My son’s face would flash before my eyes. The scent of his neck wafted up my nostrils from the place deep down in my soul I’d protected by building walls most people weren’t brave enough to attempt to climb over or knockdown. For years, sheer determination came because even when no one else knew what I’d sacrificed or why… I knew. People say hate is strong but I know something even stronger. Revenge is nothing compared to the strength, tenacity, and grit of love. Pure, unyielding, unrelenting, impenetrable, untainted love will cause you to keep your word even when no one else knows you gave it. People have claimed to admire my “drive” over the years.

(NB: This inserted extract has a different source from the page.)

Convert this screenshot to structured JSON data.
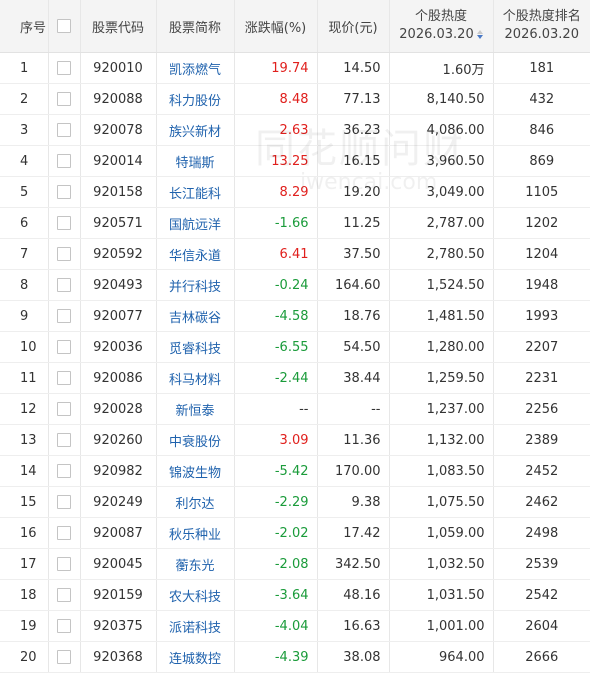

Truth be told, I didn’t get the hype. When you’ve lost what should never be taken, been abused because you were unprotected, neglected and used spitefully by those who should cherish you and God in His infinite wisdom still chooses to trust you with a life as precious and fragile and priceless as your own — I didn’t see any other way. My choice to persevere, live life with no regrets, choose to see the lesson in loss, the blessing in every trial, came with a price many would not be willing to pay.
My own painful experience and the ability to see the truth about my family environment required a 13-year-old child to make a decision women twice my age have told me they wouldn’t have been able to make. Loving my son enough to give him to people who were able to give him what I didn’t possess but knew he deserved was the moment life gave me a reason to never give up. Knowing God heard my prayers for him to have a better chance. For him to have a Dad and a Mom to love him. For him to be in an environment that was safe and his value acknowledged and his gifts supported and nurtured made the pain I carried of giving up my child worth it. Stop working to make my dreams come true?

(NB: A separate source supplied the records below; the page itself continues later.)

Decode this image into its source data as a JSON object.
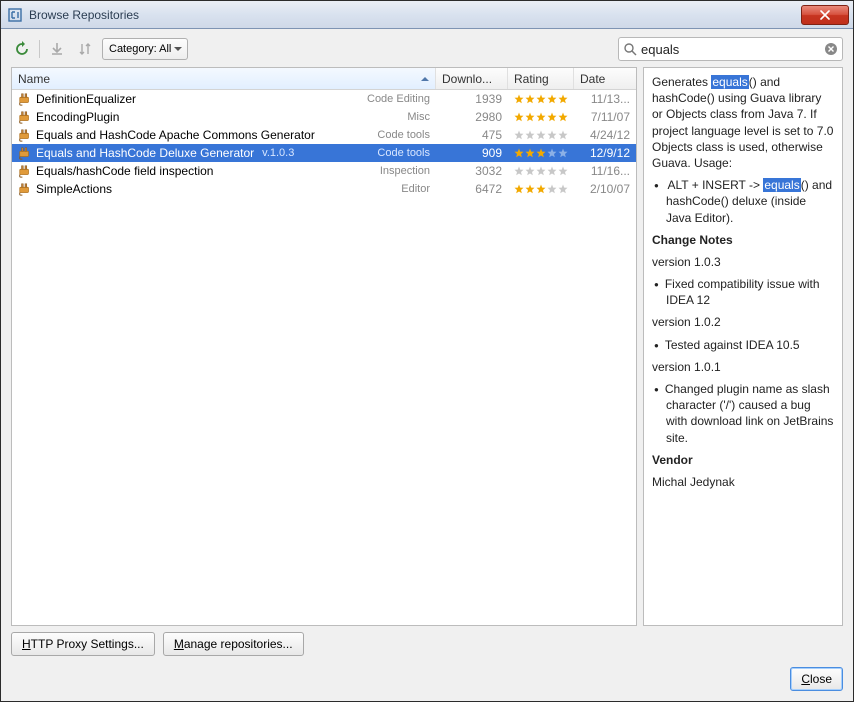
{
  "window": {
    "title": "Browse Repositories"
  },
  "toolbar": {
    "category_label": "Category: All"
  },
  "search": {
    "placeholder": "",
    "value": "equals"
  },
  "columns": {
    "name": "Name",
    "downloads": "Downlo...",
    "rating": "Rating",
    "date": "Date"
  },
  "rows": [
    {
      "name": "DefinitionEqualizer",
      "version": "",
      "category": "Code Editing",
      "downloads": "1939",
      "rating": 5,
      "date": "11/13...",
      "selected": false
    },
    {
      "name": "EncodingPlugin",
      "version": "",
      "category": "Misc",
      "downloads": "2980",
      "rating": 5,
      "date": "7/11/07",
      "selected": false
    },
    {
      "name": "Equals and HashCode Apache Commons Generator",
      "version": "",
      "category": "Code tools",
      "downloads": "475",
      "rating": 0,
      "date": "4/24/12",
      "selected": false
    },
    {
      "name": "Equals and HashCode Deluxe Generator",
      "version": "v.1.0.3",
      "category": "Code tools",
      "downloads": "909",
      "rating": 3,
      "date": "12/9/12",
      "selected": true
    },
    {
      "name": "Equals/hashCode field inspection",
      "version": "",
      "category": "Inspection",
      "downloads": "3032",
      "rating": 0,
      "date": "11/16...",
      "selected": false
    },
    {
      "name": "SimpleActions",
      "version": "",
      "category": "Editor",
      "downloads": "6472",
      "rating": 3,
      "date": "2/10/07",
      "selected": false
    }
  ],
  "detail": {
    "desc_pre": "Generates ",
    "desc_hl1": "equals",
    "desc_post1": "() and hashCode() using Guava library or Objects class from Java 7. If project language level is set to 7.0 Objects class is used, otherwise Guava. Usage:",
    "usage_pre": "ALT + INSERT -> ",
    "usage_hl": "equals",
    "usage_post": "() and hashCode() deluxe (inside Java Editor).",
    "change_heading": "Change Notes",
    "v103_label": "version 1.0.3",
    "v103_item": "Fixed compatibility issue with IDEA 12",
    "v102_label": "version 1.0.2",
    "v102_item": "Tested against IDEA 10.5",
    "v101_label": "version 1.0.1",
    "v101_item": "Changed plugin name as slash character ('/') caused a bug with download link on JetBrains site.",
    "vendor_heading": "Vendor",
    "vendor_name": "Michal Jedynak"
  },
  "buttons": {
    "proxy": "HTTP Proxy Settings...",
    "manage": "Manage repositories...",
    "close": "Close"
  }
}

For some, having amazing parents and a healthy —not perfect, no one’s childhood is perfect— but a healthy home environment affords them the emotional support they need to fight through the challenges of life… that is the power of unconditional love. Living in a healthy home environment didn’t happen for me until the second half of my freshman year of high school. My tenacity, determination, grit, fortitude, and work ethic were acquired a much less desirable way but the strength I needed to learn to endure came from the same place… I became unstoppable when I finally experienced agape love.
Having a son. Being trusted by God to do right by him. Learning to trust God with the most important person in my life forced me to take stock of life’s harsh realities way too early. My childhood stopped years before I turned 13. Life offered me countless opportunities to become heartless and God provided the ability to choose love. Strength to believe everything somehow despite all the pain, would work out for my good.
I didn’t do it to prove everyone wrong who hurt me. There has not been one dream I’ve achieved because “success is the best revenge.” No, unforgiveness, resentment, bitterness, anger, and malicious intent were too easy to recognize in the eyes of the adults who made my childhood toxic. My strength then and my fortitude now are woven together by love, sealed by hope, and hemmed tightly by faith. Love, an overwhelming, intense, instinctual need, to care for and protect my child rose up inside me. Love gave me the courage to make the hardest decision I’ve ever had to make to this day in my life. Love is responsible for my becoming unstoppable.
Nerdy Wordy GiG PowHer News
when you sign up with your name and email.